> [HOW TO COMPLETE THIS TASK]:
Copy every entry exactly as it reads and exclude whatever pictures appear.

> [RECORD EXCERPTS]:
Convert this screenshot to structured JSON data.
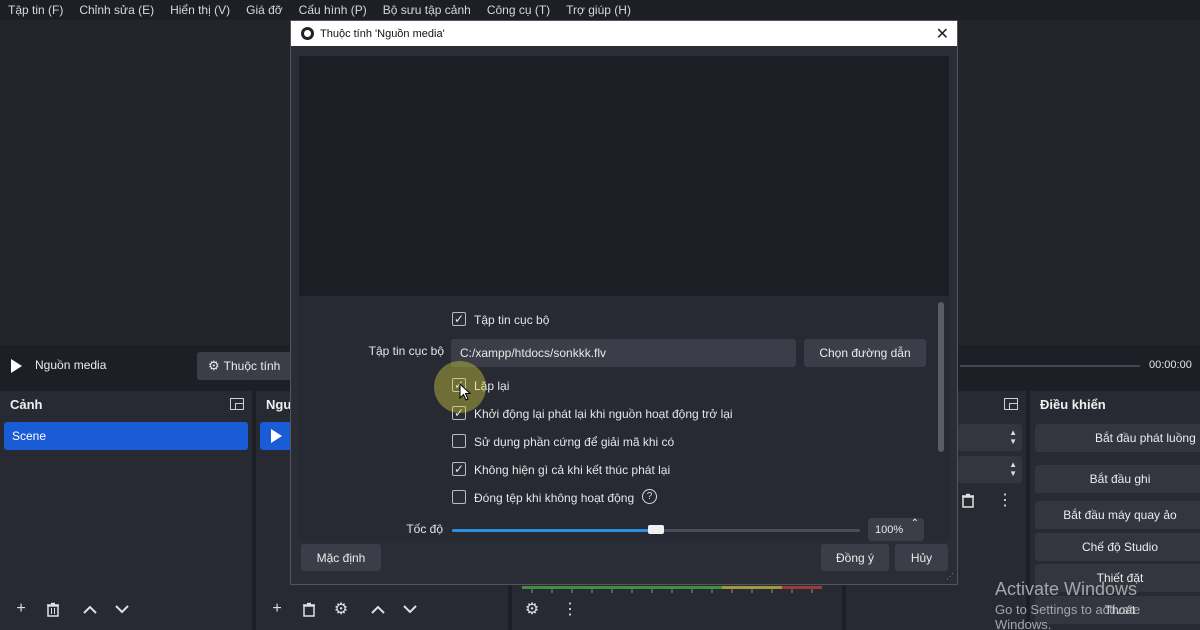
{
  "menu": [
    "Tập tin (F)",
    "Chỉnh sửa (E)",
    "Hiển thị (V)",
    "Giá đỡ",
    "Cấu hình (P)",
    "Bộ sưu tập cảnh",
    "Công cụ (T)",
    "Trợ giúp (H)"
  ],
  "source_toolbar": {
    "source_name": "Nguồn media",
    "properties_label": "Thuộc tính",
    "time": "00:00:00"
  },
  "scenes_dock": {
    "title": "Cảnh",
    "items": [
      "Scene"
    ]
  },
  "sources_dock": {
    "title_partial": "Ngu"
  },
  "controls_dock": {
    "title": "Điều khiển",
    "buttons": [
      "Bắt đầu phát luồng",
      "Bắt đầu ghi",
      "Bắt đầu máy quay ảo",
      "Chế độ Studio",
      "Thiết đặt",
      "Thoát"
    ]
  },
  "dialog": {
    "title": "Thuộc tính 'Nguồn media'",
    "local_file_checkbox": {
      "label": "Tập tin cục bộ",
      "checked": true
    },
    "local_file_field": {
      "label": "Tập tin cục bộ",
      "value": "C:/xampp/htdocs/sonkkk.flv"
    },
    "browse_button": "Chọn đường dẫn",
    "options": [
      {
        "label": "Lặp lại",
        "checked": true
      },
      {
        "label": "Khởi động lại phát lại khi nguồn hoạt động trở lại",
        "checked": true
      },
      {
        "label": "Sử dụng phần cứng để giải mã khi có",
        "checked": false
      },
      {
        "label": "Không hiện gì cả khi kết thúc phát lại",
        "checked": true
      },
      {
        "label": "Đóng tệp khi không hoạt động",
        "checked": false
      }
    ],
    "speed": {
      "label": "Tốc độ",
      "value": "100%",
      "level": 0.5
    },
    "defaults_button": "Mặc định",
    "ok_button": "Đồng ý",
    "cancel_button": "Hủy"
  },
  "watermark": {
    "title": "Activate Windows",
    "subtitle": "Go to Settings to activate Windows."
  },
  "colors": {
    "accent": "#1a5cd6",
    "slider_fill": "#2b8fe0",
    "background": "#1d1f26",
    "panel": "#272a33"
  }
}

> [ANSWER TO THE PROBLEM]:
Convert this screenshot to structured JSON data.
{
  "menu": [
    "Tập tin (F)",
    "Chỉnh sửa (E)",
    "Hiển thị (V)",
    "Giá đỡ",
    "Cấu hình (P)",
    "Bộ sưu tập cảnh",
    "Công cụ (T)",
    "Trợ giúp (H)"
  ],
  "source_toolbar": {
    "source_name": "Nguồn media",
    "properties_label": "Thuộc tính",
    "time": "00:00:00"
  },
  "scenes_dock": {
    "title": "Cảnh",
    "items": [
      "Scene"
    ]
  },
  "sources_dock": {
    "title_partial": "Ngu"
  },
  "controls_dock": {
    "title": "Điều khiển",
    "buttons": [
      "Bắt đầu phát luồng",
      "Bắt đầu ghi",
      "Bắt đầu máy quay ảo",
      "Chế độ Studio",
      "Thiết đặt",
      "Thoát"
    ]
  },
  "dialog": {
    "title": "Thuộc tính 'Nguồn media'",
    "local_file_checkbox": {
      "label": "Tập tin cục bộ",
      "checked": true
    },
    "local_file_field": {
      "label": "Tập tin cục bộ",
      "value": "C:/xampp/htdocs/sonkkk.flv"
    },
    "browse_button": "Chọn đường dẫn",
    "options": [
      {
        "label": "Lặp lại",
        "checked": true
      },
      {
        "label": "Khởi động lại phát lại khi nguồn hoạt động trở lại",
        "checked": true
      },
      {
        "label": "Sử dụng phần cứng để giải mã khi có",
        "checked": false
      },
      {
        "label": "Không hiện gì cả khi kết thúc phát lại",
        "checked": true
      },
      {
        "label": "Đóng tệp khi không hoạt động",
        "checked": false
      }
    ],
    "speed": {
      "label": "Tốc độ",
      "value": "100%",
      "level": 0.5
    },
    "defaults_button": "Mặc định",
    "ok_button": "Đồng ý",
    "cancel_button": "Hủy"
  },
  "watermark": {
    "title": "Activate Windows",
    "subtitle": "Go to Settings to activate Windows."
  },
  "colors": {
    "accent": "#1a5cd6",
    "slider_fill": "#2b8fe0",
    "background": "#1d1f26",
    "panel": "#272a33"
  }
}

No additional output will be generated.